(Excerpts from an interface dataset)
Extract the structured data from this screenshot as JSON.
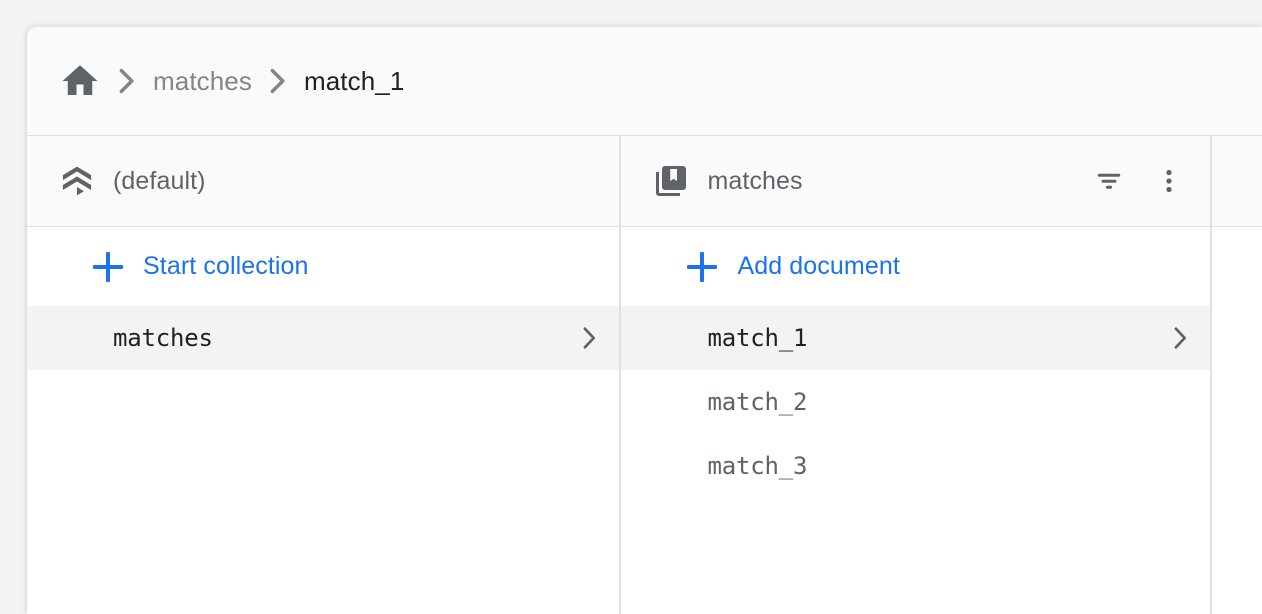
{
  "app": {
    "background_color": "#f1f3f4",
    "card_background": "#fafafa",
    "accent_color": "#1a73e8",
    "selected_row_color": "#f1f3f4",
    "primary_text_color": "#202124",
    "secondary_text_color": "#5f6368",
    "divider_color": "#e0e0e0"
  },
  "breadcrumb": {
    "home_icon": "home-icon",
    "separator": "chevron-right-icon",
    "items": [
      {
        "label": "matches",
        "current": false
      },
      {
        "label": "match_1",
        "current": true
      }
    ]
  },
  "panels": {
    "database": {
      "icon": "firestore-database-icon",
      "title": "(default)",
      "add_action": {
        "icon": "plus-icon",
        "label": "Start collection"
      },
      "rows": [
        {
          "label": "matches",
          "selected": true,
          "chevron": "chevron-right-icon"
        }
      ]
    },
    "collection": {
      "icon": "collections-bookmark-icon",
      "title": "matches",
      "actions": [
        {
          "name": "filter-icon",
          "tooltip": "Filter"
        },
        {
          "name": "more-vert-icon",
          "tooltip": "More"
        }
      ],
      "add_action": {
        "icon": "plus-icon",
        "label": "Add document"
      },
      "rows": [
        {
          "label": "match_1",
          "selected": true,
          "chevron": "chevron-right-icon"
        },
        {
          "label": "match_2",
          "selected": false,
          "chevron": ""
        },
        {
          "label": "match_3",
          "selected": false,
          "chevron": ""
        }
      ]
    },
    "document": {
      "title": "",
      "rows": []
    }
  }
}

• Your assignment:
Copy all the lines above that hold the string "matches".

• Written solution:
        "label": "matches",
          "label": "matches",
      "title": "matches",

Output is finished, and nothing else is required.